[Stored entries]
++++++++
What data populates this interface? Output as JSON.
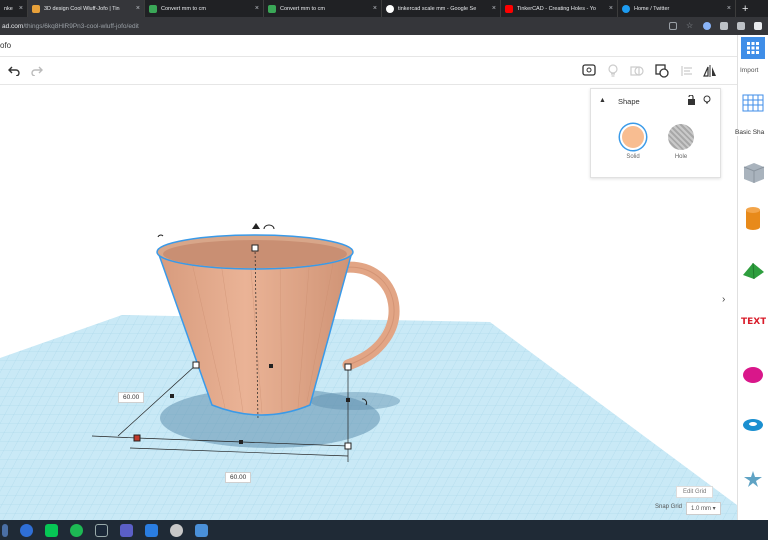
{
  "browser": {
    "tabs": [
      {
        "title": "nke",
        "favicon": "#4285f4"
      },
      {
        "title": "3D design Cool Wluff-Jofo | Tin",
        "favicon": "#e8a13a",
        "active": true
      },
      {
        "title": "Convert mm to cm",
        "favicon": "#3aa757"
      },
      {
        "title": "Convert mm to cm",
        "favicon": "#3aa757"
      },
      {
        "title": "tinkercad scale mm - Google Se",
        "favicon": "#ffffff"
      },
      {
        "title": "TinkerCAD - Creating Holes - Yo",
        "favicon": "#ff0000"
      },
      {
        "title": "Home / Twitter",
        "favicon": "#1d9bf0"
      }
    ],
    "url_host": "ad.com",
    "url_path": "/things/6kq8HlR9Pn3-cool-wluff-jofo/edit"
  },
  "app": {
    "name": "ofo"
  },
  "inspector": {
    "title": "Shape",
    "solid_label": "Solid",
    "hole_label": "Hole"
  },
  "sidebar": {
    "import_label": "Import",
    "basic_shapes_label": "Basic Sha"
  },
  "dimensions": {
    "depth": "60.00",
    "width": "60.00"
  },
  "grid": {
    "edit_grid_label": "Edit Grid",
    "snap_grid_label": "Snap Grid",
    "snap_value": "1.0 mm ▾"
  },
  "colors": {
    "accent": "#3f8ee8",
    "cup": "#e7a98a",
    "workplane": "#bfe4f3",
    "selection": "#3a9ae8"
  }
}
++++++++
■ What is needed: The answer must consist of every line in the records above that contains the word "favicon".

■ Completed task:
        "favicon": "#4285f4"
        "favicon": "#e8a13a",
        "favicon": "#3aa757"
        "favicon": "#3aa757"
        "favicon": "#ffffff"
        "favicon": "#ff0000"
        "favicon": "#1d9bf0"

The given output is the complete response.